(Records from a dataset)
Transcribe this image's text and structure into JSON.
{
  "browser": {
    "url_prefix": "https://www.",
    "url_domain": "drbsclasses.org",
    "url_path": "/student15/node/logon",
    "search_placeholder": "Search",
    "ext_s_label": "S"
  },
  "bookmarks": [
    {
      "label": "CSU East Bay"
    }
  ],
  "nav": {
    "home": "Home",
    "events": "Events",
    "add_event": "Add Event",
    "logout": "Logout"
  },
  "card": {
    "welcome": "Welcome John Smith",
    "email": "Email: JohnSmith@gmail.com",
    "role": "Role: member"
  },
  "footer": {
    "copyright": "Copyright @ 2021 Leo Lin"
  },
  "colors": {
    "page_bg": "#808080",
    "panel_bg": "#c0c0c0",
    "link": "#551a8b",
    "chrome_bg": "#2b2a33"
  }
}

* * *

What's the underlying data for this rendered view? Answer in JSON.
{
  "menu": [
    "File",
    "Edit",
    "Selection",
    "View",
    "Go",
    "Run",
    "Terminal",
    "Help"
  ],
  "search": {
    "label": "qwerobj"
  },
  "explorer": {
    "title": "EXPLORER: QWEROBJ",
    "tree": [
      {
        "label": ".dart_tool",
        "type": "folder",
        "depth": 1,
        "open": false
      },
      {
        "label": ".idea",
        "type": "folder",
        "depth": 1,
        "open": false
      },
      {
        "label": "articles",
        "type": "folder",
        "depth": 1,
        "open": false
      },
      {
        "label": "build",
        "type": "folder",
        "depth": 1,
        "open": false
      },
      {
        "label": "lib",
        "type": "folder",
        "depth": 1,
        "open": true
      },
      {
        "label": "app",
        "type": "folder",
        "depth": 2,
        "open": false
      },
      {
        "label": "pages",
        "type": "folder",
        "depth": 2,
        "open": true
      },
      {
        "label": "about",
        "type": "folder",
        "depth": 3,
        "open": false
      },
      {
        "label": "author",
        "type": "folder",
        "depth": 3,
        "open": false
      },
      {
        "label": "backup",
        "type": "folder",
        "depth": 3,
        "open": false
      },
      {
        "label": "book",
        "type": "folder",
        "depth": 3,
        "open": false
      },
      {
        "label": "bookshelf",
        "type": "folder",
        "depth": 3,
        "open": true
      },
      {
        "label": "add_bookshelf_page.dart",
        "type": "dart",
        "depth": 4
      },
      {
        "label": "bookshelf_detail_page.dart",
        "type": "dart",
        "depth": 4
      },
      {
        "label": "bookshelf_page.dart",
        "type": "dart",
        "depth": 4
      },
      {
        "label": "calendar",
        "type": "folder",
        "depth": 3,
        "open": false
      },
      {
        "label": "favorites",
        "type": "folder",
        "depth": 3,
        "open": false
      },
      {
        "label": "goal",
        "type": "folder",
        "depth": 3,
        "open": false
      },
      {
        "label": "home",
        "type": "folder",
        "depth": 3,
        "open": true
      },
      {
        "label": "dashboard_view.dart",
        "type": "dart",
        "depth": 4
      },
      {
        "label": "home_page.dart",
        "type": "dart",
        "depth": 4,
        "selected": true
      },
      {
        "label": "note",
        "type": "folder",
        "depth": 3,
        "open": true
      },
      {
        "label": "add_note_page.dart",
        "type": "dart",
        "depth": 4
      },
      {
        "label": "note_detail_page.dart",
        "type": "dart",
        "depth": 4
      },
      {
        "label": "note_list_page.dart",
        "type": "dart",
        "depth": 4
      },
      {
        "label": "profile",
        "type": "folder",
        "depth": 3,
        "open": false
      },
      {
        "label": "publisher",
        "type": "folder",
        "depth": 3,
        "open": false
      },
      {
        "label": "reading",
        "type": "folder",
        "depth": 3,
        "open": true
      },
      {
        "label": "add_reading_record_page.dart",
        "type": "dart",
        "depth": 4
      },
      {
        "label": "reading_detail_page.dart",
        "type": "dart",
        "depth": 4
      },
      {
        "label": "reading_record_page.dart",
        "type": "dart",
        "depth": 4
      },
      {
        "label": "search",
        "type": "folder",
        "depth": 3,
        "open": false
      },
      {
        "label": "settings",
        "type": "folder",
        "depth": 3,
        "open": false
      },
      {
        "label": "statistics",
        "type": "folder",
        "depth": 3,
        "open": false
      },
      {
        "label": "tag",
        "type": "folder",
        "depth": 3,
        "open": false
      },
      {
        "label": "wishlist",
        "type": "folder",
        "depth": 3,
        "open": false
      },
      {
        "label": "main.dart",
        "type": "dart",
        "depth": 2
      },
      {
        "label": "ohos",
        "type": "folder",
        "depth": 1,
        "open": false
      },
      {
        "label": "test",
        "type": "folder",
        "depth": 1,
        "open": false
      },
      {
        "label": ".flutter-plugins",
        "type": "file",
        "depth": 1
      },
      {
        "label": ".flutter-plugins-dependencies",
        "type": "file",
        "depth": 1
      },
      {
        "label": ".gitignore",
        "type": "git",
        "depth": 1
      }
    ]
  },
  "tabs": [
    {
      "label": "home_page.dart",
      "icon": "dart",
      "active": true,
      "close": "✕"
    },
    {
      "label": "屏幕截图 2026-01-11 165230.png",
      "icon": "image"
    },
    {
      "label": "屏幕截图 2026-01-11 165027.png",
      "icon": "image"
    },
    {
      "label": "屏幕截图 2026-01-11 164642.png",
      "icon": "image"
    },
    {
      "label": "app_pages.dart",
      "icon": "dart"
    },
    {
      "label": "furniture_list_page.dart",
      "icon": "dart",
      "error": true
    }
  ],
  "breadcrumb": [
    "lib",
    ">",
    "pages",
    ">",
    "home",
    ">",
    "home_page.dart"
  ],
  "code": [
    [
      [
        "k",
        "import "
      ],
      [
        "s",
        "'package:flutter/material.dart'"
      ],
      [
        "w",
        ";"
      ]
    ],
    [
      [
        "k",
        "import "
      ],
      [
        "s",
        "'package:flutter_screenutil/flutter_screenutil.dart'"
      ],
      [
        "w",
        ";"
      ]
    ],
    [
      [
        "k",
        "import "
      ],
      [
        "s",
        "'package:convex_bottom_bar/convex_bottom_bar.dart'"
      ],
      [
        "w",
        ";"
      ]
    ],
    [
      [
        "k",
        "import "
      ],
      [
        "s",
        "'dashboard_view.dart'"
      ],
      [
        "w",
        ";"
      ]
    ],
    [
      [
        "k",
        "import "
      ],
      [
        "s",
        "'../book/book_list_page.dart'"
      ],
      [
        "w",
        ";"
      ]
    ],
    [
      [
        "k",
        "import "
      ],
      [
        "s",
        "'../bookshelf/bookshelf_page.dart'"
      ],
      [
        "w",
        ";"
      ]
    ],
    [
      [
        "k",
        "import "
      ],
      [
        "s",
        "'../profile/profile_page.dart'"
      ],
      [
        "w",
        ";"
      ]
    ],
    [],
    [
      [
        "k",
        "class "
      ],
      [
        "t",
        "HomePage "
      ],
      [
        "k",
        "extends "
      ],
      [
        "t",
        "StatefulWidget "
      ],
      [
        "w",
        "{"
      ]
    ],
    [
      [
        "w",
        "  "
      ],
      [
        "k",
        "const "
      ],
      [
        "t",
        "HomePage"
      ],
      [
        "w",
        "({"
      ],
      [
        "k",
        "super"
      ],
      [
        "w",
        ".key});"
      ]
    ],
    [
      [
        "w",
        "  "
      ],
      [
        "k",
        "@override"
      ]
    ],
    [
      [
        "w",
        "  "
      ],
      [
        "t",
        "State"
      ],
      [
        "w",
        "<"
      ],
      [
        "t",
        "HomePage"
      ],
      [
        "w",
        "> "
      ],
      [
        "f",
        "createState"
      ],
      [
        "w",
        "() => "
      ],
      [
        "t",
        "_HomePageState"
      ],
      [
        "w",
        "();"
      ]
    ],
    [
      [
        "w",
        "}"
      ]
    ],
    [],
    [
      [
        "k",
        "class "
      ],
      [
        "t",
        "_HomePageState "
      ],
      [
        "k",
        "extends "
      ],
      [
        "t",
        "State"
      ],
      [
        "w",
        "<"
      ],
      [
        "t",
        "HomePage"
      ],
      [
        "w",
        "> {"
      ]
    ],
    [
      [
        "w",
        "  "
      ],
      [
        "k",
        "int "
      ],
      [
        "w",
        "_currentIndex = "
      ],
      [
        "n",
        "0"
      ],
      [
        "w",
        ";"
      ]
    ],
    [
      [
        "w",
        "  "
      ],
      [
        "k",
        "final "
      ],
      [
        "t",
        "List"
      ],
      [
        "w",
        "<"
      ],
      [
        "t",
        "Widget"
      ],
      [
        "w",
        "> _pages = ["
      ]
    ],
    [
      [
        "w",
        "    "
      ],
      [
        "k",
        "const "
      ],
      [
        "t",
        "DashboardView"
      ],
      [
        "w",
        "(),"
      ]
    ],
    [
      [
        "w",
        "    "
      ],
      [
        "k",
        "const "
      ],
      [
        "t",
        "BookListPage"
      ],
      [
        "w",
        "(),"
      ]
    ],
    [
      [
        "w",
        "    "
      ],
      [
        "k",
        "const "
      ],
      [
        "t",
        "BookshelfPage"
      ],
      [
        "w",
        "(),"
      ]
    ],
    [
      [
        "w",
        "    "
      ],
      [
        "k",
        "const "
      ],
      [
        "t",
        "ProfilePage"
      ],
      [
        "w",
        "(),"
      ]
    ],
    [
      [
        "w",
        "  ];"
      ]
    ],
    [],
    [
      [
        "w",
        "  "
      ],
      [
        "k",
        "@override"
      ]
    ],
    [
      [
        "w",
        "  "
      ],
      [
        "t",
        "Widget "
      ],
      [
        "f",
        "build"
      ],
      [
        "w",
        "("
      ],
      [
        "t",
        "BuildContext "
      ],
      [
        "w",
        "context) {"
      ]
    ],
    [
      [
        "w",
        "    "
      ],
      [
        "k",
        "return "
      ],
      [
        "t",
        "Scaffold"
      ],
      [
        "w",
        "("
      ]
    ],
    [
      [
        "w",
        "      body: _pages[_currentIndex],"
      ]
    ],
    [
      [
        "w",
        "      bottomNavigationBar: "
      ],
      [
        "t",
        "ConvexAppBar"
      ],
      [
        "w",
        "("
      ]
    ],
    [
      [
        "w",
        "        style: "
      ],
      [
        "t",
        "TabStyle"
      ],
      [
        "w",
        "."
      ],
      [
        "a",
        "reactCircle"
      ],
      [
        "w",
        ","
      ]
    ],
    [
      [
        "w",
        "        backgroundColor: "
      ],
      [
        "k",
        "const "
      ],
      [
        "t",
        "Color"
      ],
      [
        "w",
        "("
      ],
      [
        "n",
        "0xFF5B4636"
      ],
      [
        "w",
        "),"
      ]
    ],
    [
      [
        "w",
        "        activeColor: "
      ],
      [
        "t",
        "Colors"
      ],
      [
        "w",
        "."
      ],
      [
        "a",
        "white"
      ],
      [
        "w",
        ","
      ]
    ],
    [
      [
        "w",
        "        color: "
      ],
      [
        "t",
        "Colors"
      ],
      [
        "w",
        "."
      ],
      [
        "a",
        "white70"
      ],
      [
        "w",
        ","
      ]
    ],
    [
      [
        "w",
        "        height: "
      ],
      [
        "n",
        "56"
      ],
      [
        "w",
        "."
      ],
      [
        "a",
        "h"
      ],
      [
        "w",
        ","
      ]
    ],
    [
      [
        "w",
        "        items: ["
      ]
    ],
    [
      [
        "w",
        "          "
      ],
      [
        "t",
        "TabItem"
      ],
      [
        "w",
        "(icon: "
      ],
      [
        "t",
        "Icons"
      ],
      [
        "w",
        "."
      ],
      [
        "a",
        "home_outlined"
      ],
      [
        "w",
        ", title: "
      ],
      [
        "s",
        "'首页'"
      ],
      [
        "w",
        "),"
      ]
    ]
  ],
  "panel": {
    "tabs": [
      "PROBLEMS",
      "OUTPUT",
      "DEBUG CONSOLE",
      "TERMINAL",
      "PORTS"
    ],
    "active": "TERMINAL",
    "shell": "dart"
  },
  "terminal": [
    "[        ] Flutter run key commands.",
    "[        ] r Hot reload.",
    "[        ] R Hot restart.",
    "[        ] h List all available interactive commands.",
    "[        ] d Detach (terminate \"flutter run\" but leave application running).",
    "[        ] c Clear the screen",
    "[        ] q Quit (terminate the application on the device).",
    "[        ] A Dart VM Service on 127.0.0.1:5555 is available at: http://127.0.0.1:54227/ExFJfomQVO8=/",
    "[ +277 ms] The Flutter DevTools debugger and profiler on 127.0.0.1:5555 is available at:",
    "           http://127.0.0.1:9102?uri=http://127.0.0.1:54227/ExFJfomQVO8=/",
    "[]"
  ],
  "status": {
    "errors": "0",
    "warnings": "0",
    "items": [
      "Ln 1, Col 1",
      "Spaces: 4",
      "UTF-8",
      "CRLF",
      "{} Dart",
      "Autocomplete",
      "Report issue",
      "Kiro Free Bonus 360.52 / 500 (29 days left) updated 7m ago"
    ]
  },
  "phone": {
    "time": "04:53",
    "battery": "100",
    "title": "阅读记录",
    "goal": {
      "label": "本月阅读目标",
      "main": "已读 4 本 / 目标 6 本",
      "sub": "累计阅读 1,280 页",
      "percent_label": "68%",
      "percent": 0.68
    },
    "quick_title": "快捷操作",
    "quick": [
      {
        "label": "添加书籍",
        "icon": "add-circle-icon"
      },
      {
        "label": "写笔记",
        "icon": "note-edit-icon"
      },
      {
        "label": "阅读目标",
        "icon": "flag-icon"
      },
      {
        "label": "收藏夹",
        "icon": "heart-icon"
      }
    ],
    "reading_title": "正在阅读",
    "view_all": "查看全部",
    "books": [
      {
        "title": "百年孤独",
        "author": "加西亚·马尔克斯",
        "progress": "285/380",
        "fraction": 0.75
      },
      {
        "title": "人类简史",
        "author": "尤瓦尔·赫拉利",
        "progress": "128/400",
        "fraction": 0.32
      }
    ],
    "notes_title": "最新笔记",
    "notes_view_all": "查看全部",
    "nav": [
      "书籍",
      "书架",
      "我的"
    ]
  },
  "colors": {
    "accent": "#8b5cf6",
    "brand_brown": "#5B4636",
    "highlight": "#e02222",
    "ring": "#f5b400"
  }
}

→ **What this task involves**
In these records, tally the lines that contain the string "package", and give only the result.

→ **Solved problem**
3